The implemented JNI native methods have two standard parameters, in addition to the arguments declared in their Java-side declaration. The first parameter, the JNIEnv interface pointer, points to a location that contains a pointer to a function table. Each entry in the function table points to a JNI function. Native methods always access data structures […]


JNI Part 4: JNI Strings

The jstring type represents strings in the Java virtual machine, and is different from the regular C string type (a pointer to characters, char *). We cannot use a jstring as a normal C string. We must use the appropriate JNI functions to convert jstring objects to C/C++ strings. The JNI supports conversion both to […]


JNI Part 5: JNI Arrays

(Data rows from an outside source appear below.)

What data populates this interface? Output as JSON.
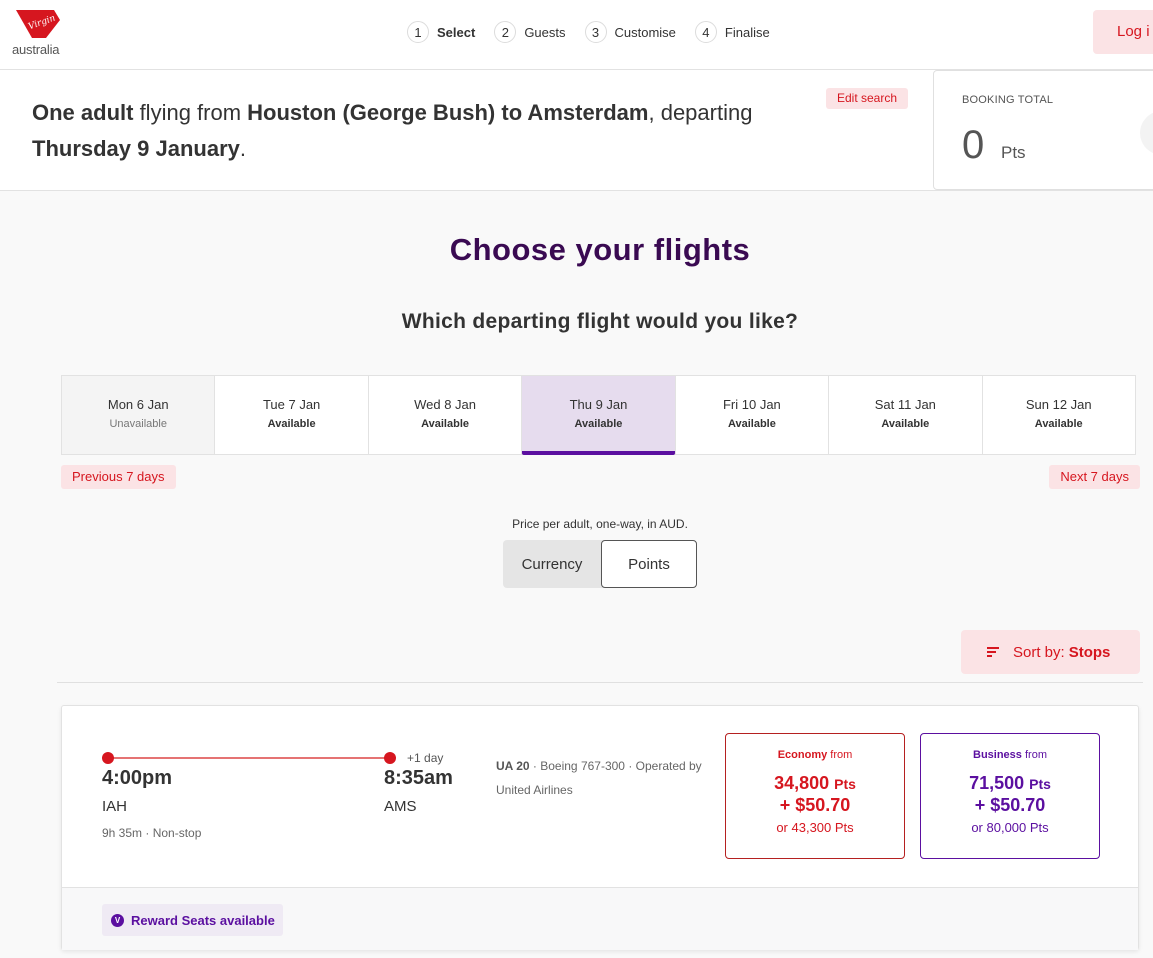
{
  "header": {
    "logo_text": "australia",
    "steps": [
      {
        "num": "1",
        "label": "Select"
      },
      {
        "num": "2",
        "label": "Guests"
      },
      {
        "num": "3",
        "label": "Customise"
      },
      {
        "num": "4",
        "label": "Finalise"
      }
    ],
    "active_step": 1,
    "login_label": "Log i",
    "brand_color": "#d6161f"
  },
  "summary": {
    "parts": {
      "passengers": "One adult",
      "flying_from": " flying from ",
      "route": "Houston (George Bush) to Amsterdam",
      "departing": ", departing ",
      "date": "Thursday 9 January",
      "end": "."
    },
    "edit_search_label": "Edit search",
    "booking_total": {
      "label": "BOOKING TOTAL",
      "value": "0",
      "unit": "Pts"
    }
  },
  "main": {
    "title": "Choose your flights",
    "subtitle": "Which departing flight would you like?",
    "dates": [
      {
        "label": "Mon 6 Jan",
        "status": "Unavailable",
        "state": "unavailable"
      },
      {
        "label": "Tue 7 Jan",
        "status": "Available",
        "state": "available"
      },
      {
        "label": "Wed 8 Jan",
        "status": "Available",
        "state": "available"
      },
      {
        "label": "Thu 9 Jan",
        "status": "Available",
        "state": "selected"
      },
      {
        "label": "Fri 10 Jan",
        "status": "Available",
        "state": "available"
      },
      {
        "label": "Sat 11 Jan",
        "status": "Available",
        "state": "available"
      },
      {
        "label": "Sun 12 Jan",
        "status": "Available",
        "state": "available"
      }
    ],
    "prev_label": "Previous 7 days",
    "next_label": "Next 7 days",
    "price_note": "Price per adult, one-way, in AUD.",
    "toggle": {
      "options": [
        "Currency",
        "Points"
      ],
      "selected": "Points"
    },
    "sort": {
      "prefix": "Sort by:",
      "value": "Stops"
    }
  },
  "flights": [
    {
      "departure_time": "4:00pm",
      "departure_code": "IAH",
      "arrival_time": "8:35am",
      "arrival_code": "AMS",
      "day_offset": "+1 day",
      "duration": "9h 35m ·  Non-stop",
      "flight_number": "UA 20",
      "details": " · Boeing 767-300 · Operated by United Airlines",
      "fares": {
        "economy": {
          "cabin": "Economy",
          "from": "from",
          "points": "34,800",
          "unit": "Pts",
          "cash": "+ $50.70",
          "alt": "or 43,300 Pts",
          "color": "#d6161f"
        },
        "business": {
          "cabin": "Business",
          "from": "from",
          "points": "71,500",
          "unit": "Pts",
          "cash": "+ $50.70",
          "alt": "or 80,000 Pts",
          "color": "#5b0fa0"
        }
      },
      "badge": {
        "icon_letter": "V",
        "label": "Reward Seats available"
      }
    }
  ]
}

Arrays have dimension. An array’s dimension determines the number of indexes needed to access an element. The standard convention for declaring arrays is: String[] s; // one-dimensional array String s[]; // one-dimensional array String[][] s; // two-dimensional array Declaring the size of the array with the following notation is illegal: String[5] s; // illegal declaration […]